[Excerpted data — start]
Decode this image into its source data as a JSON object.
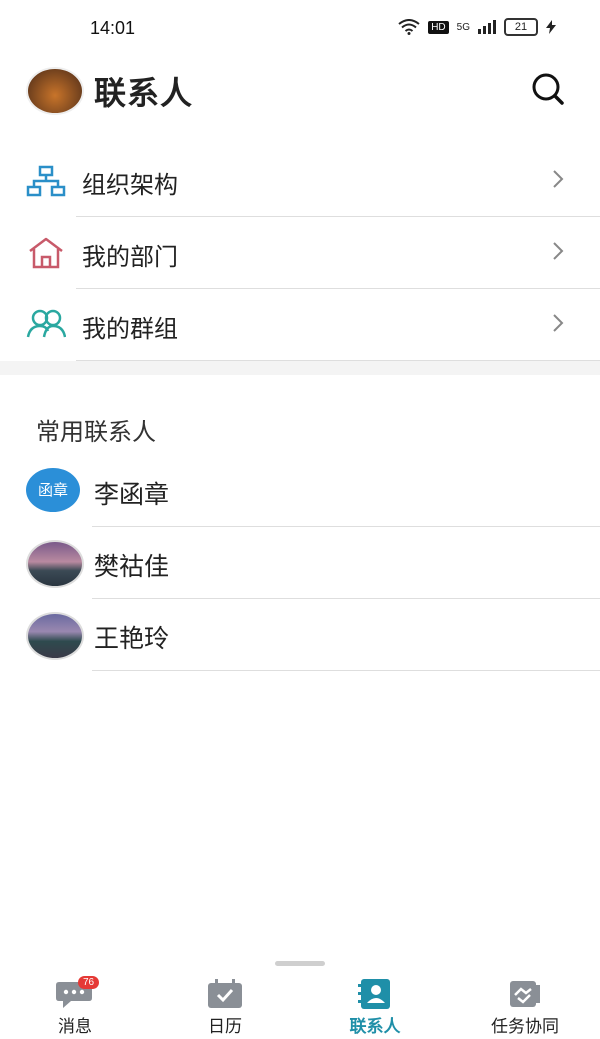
{
  "status": {
    "time": "14:01",
    "network": "5G",
    "hd": "HD",
    "battery": "21"
  },
  "header": {
    "title": "联系人"
  },
  "menu": [
    {
      "label": "组织架构",
      "icon": "org-chart-icon",
      "color": "#2a8fc8"
    },
    {
      "label": "我的部门",
      "icon": "home-icon",
      "color": "#c85a6a"
    },
    {
      "label": "我的群组",
      "icon": "group-icon",
      "color": "#2aa8a0"
    }
  ],
  "section": {
    "title": "常用联系人"
  },
  "contacts": [
    {
      "name": "李函章",
      "avatar_text": "函章"
    },
    {
      "name": "樊祜佳"
    },
    {
      "name": "王艳玲"
    }
  ],
  "tabs": [
    {
      "label": "消息",
      "badge": "76"
    },
    {
      "label": "日历"
    },
    {
      "label": "联系人",
      "active": true
    },
    {
      "label": "任务协同"
    }
  ],
  "colors": {
    "accent": "#1f8fa8",
    "badge": "#e53935"
  }
}
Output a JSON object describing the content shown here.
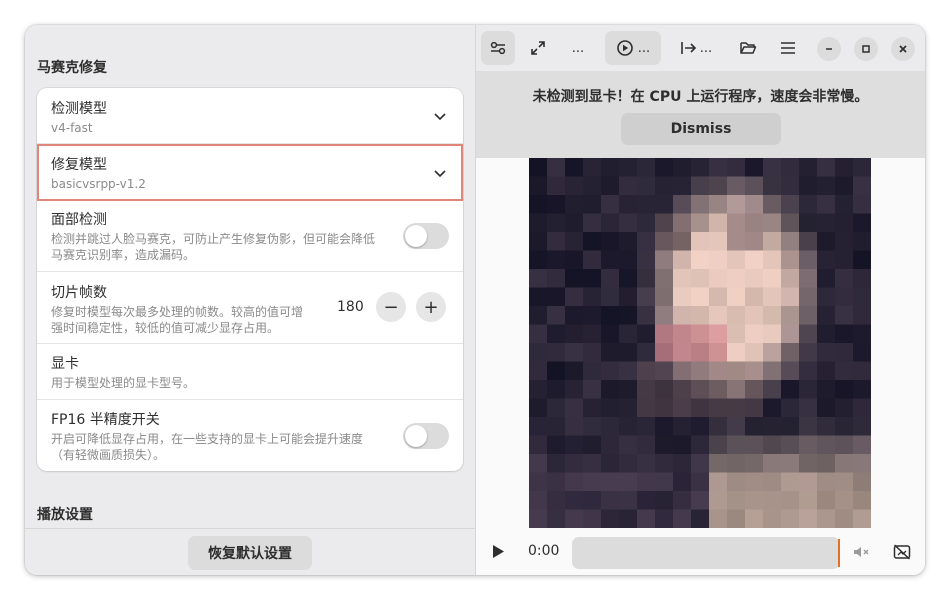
{
  "settings": {
    "section_title": "马赛克修复",
    "detection_model": {
      "label": "检测模型",
      "value": "v4-fast"
    },
    "restoration_model": {
      "label": "修复模型",
      "value": "basicvsrpp-v1.2"
    },
    "face_detection": {
      "label": "面部检测",
      "desc_line1": "检测并跳过人脸马赛克，可防止产生修复伪影，但可能会降低",
      "desc_line2": "马赛克识别率，造成漏码。",
      "enabled": false
    },
    "clip_frames": {
      "label": "切片帧数",
      "desc_line1": "修复时模型每次最多处理的帧数。较高的值可增",
      "desc_line2": "强时间稳定性，较低的值可减少显存占用。",
      "value": "180",
      "minus": "−",
      "plus": "+"
    },
    "gpu": {
      "label": "显卡",
      "desc": "用于模型处理的显卡型号。"
    },
    "fp16": {
      "label": "FP16 半精度开关",
      "desc_line1": "开启可降低显存占用，在一些支持的显卡上可能会提升速度",
      "desc_line2": "（有轻微画质损失）。",
      "enabled": false
    },
    "next_section_title": "播放设置",
    "reset_button": "恢复默认设置"
  },
  "header": {
    "more_label": "...",
    "play_menu_label": "...",
    "export_label": "..."
  },
  "banner": {
    "message": "未检测到显卡！在 CPU 上运行程序，速度会非常慢。",
    "dismiss": "Dismiss"
  },
  "player": {
    "time": "0:00",
    "progress": 1.0
  },
  "colors": {
    "selected_outline": "#e0857a",
    "seek_handle": "#e0702a"
  }
}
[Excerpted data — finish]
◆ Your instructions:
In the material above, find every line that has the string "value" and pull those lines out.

◆ Written response:
      "value": "v4-fast"
      "value": "basicvsrpp-v1.2"
      "value": "180",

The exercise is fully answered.